And about Watson's substitutions: in both games, with the team trailing but only a goal, the changes made seemed curious at best. At Stanford, a double substitution of Gordon and Mike Fucito for Djalo and Backlage in the 73rd minute gave the club some new life on offense, but the last minute cameo of Cardinal alum JJ Koval for Cronin suspiciously seemed less a tactical decision and more a chance to get the local kid some applause. The Quakes bench is certainly a bit threadbare, but against LA, down a goal, in front of 50,006 comeback inspiring supporters, dice must be rolled and not simply shaken in hand.
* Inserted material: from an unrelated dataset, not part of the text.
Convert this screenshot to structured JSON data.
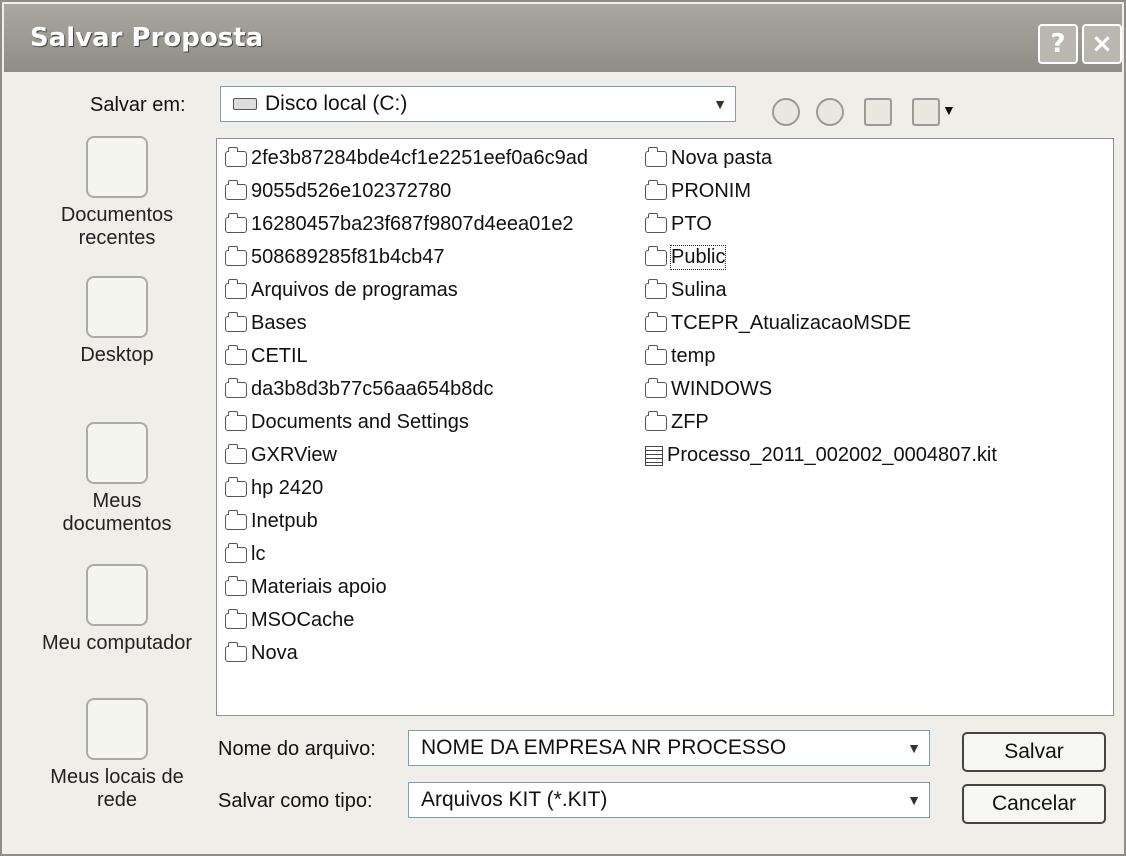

Dropping points to a conference foe, especially at home, for a team that says the MLS Cup playoffs is its goal, is inexcusable. And, yet, it happened again Wednesday night.
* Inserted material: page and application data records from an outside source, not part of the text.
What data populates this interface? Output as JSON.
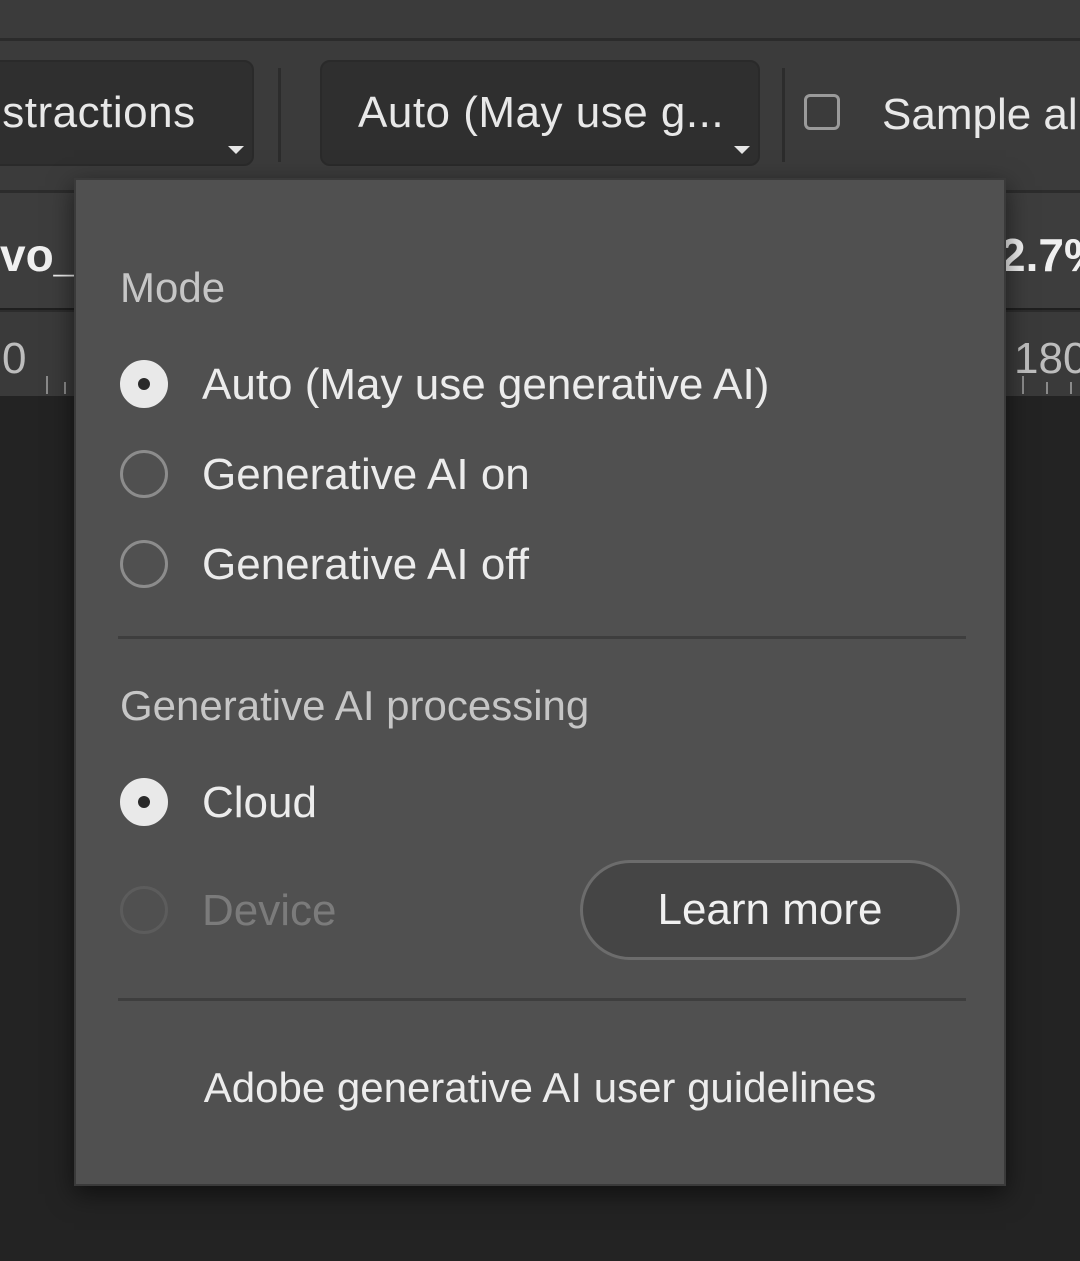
{
  "options_bar": {
    "dropdown_1_label": "istractions",
    "dropdown_2_label": "Auto (May use g...",
    "checkbox_label": "Sample al"
  },
  "document": {
    "tab_name": "vo_",
    "zoom": "2.7%",
    "ruler_left": "0",
    "ruler_right": "180"
  },
  "popup": {
    "mode_title": "Mode",
    "mode_options": [
      {
        "label": "Auto (May use generative AI)",
        "selected": true
      },
      {
        "label": "Generative AI on",
        "selected": false
      },
      {
        "label": "Generative AI off",
        "selected": false
      }
    ],
    "processing_title": "Generative AI processing",
    "processing_options": [
      {
        "label": "Cloud",
        "selected": true,
        "disabled": false
      },
      {
        "label": "Device",
        "selected": false,
        "disabled": true
      }
    ],
    "learn_more_label": "Learn more",
    "guidelines_link": "Adobe generative AI user guidelines"
  }
}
At Buck Shaw against Chivas USA, under almost identical circumstances to the Galaxy game, Watson replaced Cronin with Gordon in the already commented on above substitution. Then, in a bit of a head-scratcher, he brought in Bernardez for Barklage in the 79th minute. The move seemed less about tactics and more about giving the crowd a chance to applaud the returning World Cup star. The Honduran did receive a polite reception, but the move did seem designed to make the Quakes any more dangerous on offense. Finally, an underperforming Fucito entered in the 89th minute, time for 5 minutes of stoppage soccer, but too late to make a difference.
The remnants of the Buck Shaw crowd were not appreciative of the effort, and a smattering of boos rained down on the field. The locker room, as observed by San Jose Mercury News reporter Elliott Almond, was as somber as memory serves. What had to be considered a must-win match going into the evening instead, at the sound of the final whistle from referee Ricardo Salazar, saw the Quakes and Chivas USA flip positions at the bottom of the Western Conference standings. No excuses were given, not by Busch, not by anyone, but the feeling that the season had hit a nadir was palpable.
And hopefully it proves to be the nadir, that there are no further depths to sink to. Watson is, by nature, optimistic, telling reporters that he hopes to improve the squad in the summer transfer window that opens on July 8. The team will also welcome back Chris Wondolowski from national team duty after the U.S. dropped out of the World Cup against Belgium. The Quakes leading scorer on the season with five goals, Wondolowski should be ready to start against DC United on July 11. Maybe he'll have a new teammate or two with which to take on the surprise team of the Eastern Conference.
The San Jose Earthquakes are not playing good soccer right now, but the required fixes need not be dramatic to turn the season around. Get players back from injury, add effective newcomers to the roster, improve tactical and timing decisions on substitutions: every little improvement will help. The Quakes were 3-6-6 at this point in 2013, with one point less than this season, but they rallied back and missed the playoffs on a tiebreaker. That team believed they could make it, and this team should do the same.
It's not too late.